(Input records)
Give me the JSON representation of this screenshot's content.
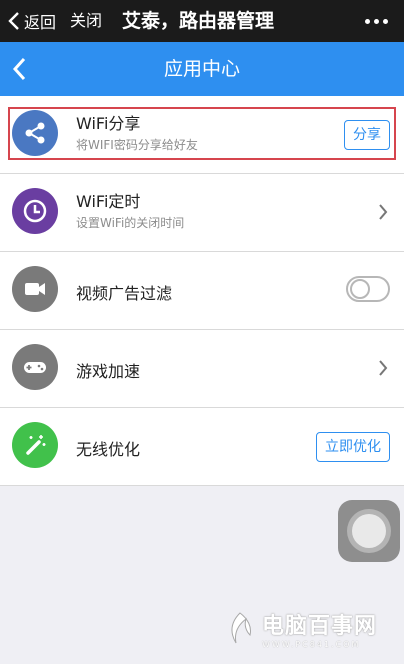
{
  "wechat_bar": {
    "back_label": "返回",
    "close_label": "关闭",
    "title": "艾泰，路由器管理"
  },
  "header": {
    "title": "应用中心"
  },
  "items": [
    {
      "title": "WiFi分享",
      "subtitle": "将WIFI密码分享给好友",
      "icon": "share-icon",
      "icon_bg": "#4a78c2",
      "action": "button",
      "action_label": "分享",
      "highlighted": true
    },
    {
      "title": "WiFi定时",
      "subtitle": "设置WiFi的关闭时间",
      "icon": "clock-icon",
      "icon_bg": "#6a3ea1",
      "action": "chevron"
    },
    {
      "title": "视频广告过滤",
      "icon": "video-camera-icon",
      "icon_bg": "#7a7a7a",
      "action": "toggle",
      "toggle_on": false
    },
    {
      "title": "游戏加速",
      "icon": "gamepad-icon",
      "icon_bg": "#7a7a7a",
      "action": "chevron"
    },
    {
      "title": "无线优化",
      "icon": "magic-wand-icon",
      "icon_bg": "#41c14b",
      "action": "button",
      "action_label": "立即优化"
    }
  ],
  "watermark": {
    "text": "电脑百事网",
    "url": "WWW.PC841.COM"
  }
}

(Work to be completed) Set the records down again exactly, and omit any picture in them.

(Exercise solution)
Give me the JSON representation of this screenshot's content.
{
  "wechat_bar": {
    "back_label": "返回",
    "close_label": "关闭",
    "title": "艾泰，路由器管理"
  },
  "header": {
    "title": "应用中心"
  },
  "items": [
    {
      "title": "WiFi分享",
      "subtitle": "将WIFI密码分享给好友",
      "icon": "share-icon",
      "icon_bg": "#4a78c2",
      "action": "button",
      "action_label": "分享",
      "highlighted": true
    },
    {
      "title": "WiFi定时",
      "subtitle": "设置WiFi的关闭时间",
      "icon": "clock-icon",
      "icon_bg": "#6a3ea1",
      "action": "chevron"
    },
    {
      "title": "视频广告过滤",
      "icon": "video-camera-icon",
      "icon_bg": "#7a7a7a",
      "action": "toggle",
      "toggle_on": false
    },
    {
      "title": "游戏加速",
      "icon": "gamepad-icon",
      "icon_bg": "#7a7a7a",
      "action": "chevron"
    },
    {
      "title": "无线优化",
      "icon": "magic-wand-icon",
      "icon_bg": "#41c14b",
      "action": "button",
      "action_label": "立即优化"
    }
  ],
  "watermark": {
    "text": "电脑百事网",
    "url": "WWW.PC841.COM"
  }
}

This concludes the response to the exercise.